# Work order
Go through the listing below and reproduce it word for word.

# Given records
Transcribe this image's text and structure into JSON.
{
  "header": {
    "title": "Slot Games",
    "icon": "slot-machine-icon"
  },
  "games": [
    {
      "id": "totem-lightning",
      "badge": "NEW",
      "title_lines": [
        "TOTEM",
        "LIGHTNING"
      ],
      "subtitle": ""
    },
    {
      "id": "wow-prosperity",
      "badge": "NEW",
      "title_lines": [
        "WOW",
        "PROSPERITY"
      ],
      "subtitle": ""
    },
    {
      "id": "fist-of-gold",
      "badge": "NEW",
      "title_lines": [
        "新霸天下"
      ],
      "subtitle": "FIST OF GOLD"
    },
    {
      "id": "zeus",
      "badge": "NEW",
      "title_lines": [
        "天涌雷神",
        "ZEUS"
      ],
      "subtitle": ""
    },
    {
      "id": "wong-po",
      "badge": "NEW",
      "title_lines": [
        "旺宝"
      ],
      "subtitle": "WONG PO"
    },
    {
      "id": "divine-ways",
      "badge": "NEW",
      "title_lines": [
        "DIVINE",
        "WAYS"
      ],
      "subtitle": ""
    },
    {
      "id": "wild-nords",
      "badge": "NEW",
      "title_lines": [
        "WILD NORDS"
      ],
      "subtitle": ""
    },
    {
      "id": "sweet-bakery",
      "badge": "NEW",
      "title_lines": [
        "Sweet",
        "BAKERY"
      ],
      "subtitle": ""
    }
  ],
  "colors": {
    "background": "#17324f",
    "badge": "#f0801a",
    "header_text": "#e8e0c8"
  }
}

# Solution for this task
Transcribe this image's text and structure into JSON.
{
  "header": {
    "title": "Slot Games",
    "icon": "slot-machine-icon"
  },
  "games": [
    {
      "id": "totem-lightning",
      "badge": "NEW",
      "title_lines": [
        "TOTEM",
        "LIGHTNING"
      ],
      "subtitle": ""
    },
    {
      "id": "wow-prosperity",
      "badge": "NEW",
      "title_lines": [
        "WOW",
        "PROSPERITY"
      ],
      "subtitle": ""
    },
    {
      "id": "fist-of-gold",
      "badge": "NEW",
      "title_lines": [
        "新霸天下"
      ],
      "subtitle": "FIST OF GOLD"
    },
    {
      "id": "zeus",
      "badge": "NEW",
      "title_lines": [
        "天涌雷神",
        "ZEUS"
      ],
      "subtitle": ""
    },
    {
      "id": "wong-po",
      "badge": "NEW",
      "title_lines": [
        "旺宝"
      ],
      "subtitle": "WONG PO"
    },
    {
      "id": "divine-ways",
      "badge": "NEW",
      "title_lines": [
        "DIVINE",
        "WAYS"
      ],
      "subtitle": ""
    },
    {
      "id": "wild-nords",
      "badge": "NEW",
      "title_lines": [
        "WILD NORDS"
      ],
      "subtitle": ""
    },
    {
      "id": "sweet-bakery",
      "badge": "NEW",
      "title_lines": [
        "Sweet",
        "BAKERY"
      ],
      "subtitle": ""
    }
  ],
  "colors": {
    "background": "#17324f",
    "badge": "#f0801a",
    "header_text": "#e8e0c8"
  }
}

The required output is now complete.